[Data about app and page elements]
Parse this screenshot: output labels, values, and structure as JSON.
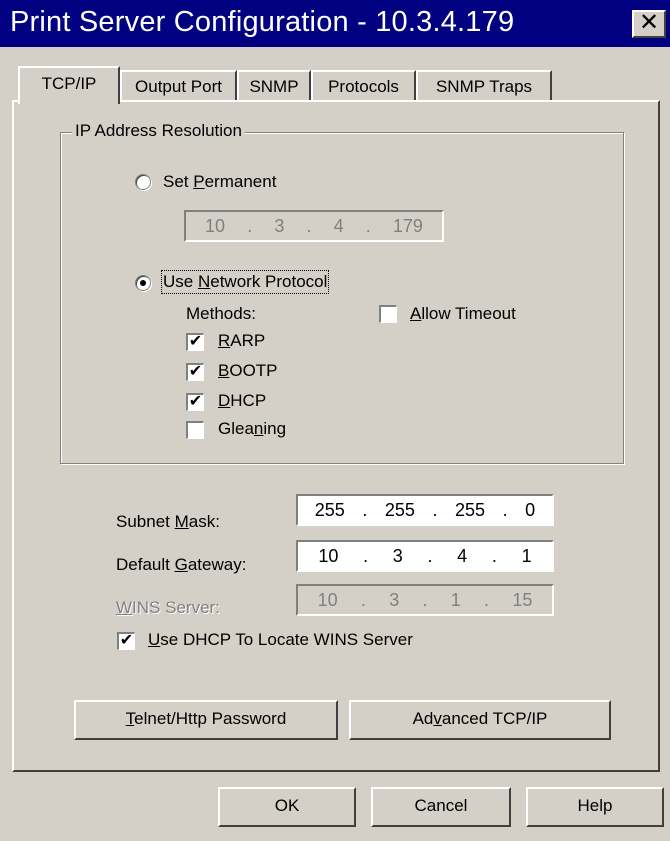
{
  "window": {
    "title": "Print Server Configuration - 10.3.4.179",
    "close_glyph": "✕"
  },
  "tabs": [
    {
      "label": "TCP/IP",
      "active": true
    },
    {
      "label": "Output Port",
      "active": false
    },
    {
      "label": "SNMP",
      "active": false
    },
    {
      "label": "Protocols",
      "active": false
    },
    {
      "label": "SNMP Traps",
      "active": false
    }
  ],
  "ip_resolution": {
    "group_label": "IP Address Resolution",
    "set_permanent": {
      "label_pre": "Set ",
      "label_access": "P",
      "label_post": "ermanent",
      "selected": false
    },
    "permanent_ip": [
      "10",
      "3",
      "4",
      "179"
    ],
    "use_network": {
      "label_pre": "Use ",
      "label_access": "N",
      "label_post": "etwork Protocol",
      "selected": true
    },
    "methods_label": "Methods:",
    "allow_timeout": {
      "label_pre": "",
      "label_access": "A",
      "label_post": "llow Timeout",
      "checked": false
    },
    "methods": [
      {
        "label_pre": "",
        "label_access": "R",
        "label_post": "ARP",
        "checked": true
      },
      {
        "label_pre": "",
        "label_access": "B",
        "label_post": "OOTP",
        "checked": true
      },
      {
        "label_pre": "",
        "label_access": "D",
        "label_post": "HCP",
        "checked": true
      },
      {
        "label_pre": "Glea",
        "label_access": "n",
        "label_post": "ing",
        "checked": false
      }
    ]
  },
  "network": {
    "subnet": {
      "label_pre": "Subnet ",
      "label_access": "M",
      "label_post": "ask:",
      "value": [
        "255",
        "255",
        "255",
        "0"
      ]
    },
    "gateway": {
      "label_pre": "Default ",
      "label_access": "G",
      "label_post": "ateway:",
      "value": [
        "10",
        "3",
        "4",
        "1"
      ]
    },
    "wins": {
      "label_pre": "",
      "label_access": "W",
      "label_post": "INS Server:",
      "value": [
        "10",
        "3",
        "1",
        "15"
      ],
      "disabled": true
    },
    "use_dhcp_wins": {
      "label_pre": "",
      "label_access": "U",
      "label_post": "se DHCP To Locate WINS Server",
      "checked": true
    }
  },
  "buttons": {
    "telnet": {
      "label_pre": "",
      "label_access": "T",
      "label_post": "elnet/Http Password"
    },
    "advanced": {
      "label_pre": "Ad",
      "label_access": "v",
      "label_post": "anced TCP/IP"
    },
    "ok": "OK",
    "cancel": "Cancel",
    "help": "Help"
  },
  "icons": {
    "check_glyph": "✔",
    "ip_separator": "."
  },
  "colors": {
    "titlebar": "#000080",
    "face": "#d4d0c8"
  }
}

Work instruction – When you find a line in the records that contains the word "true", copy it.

Exercise output –
      "active": true
      "selected": true
        "checked": true
        "checked": true
        "checked": true
      "disabled": true
      "checked": true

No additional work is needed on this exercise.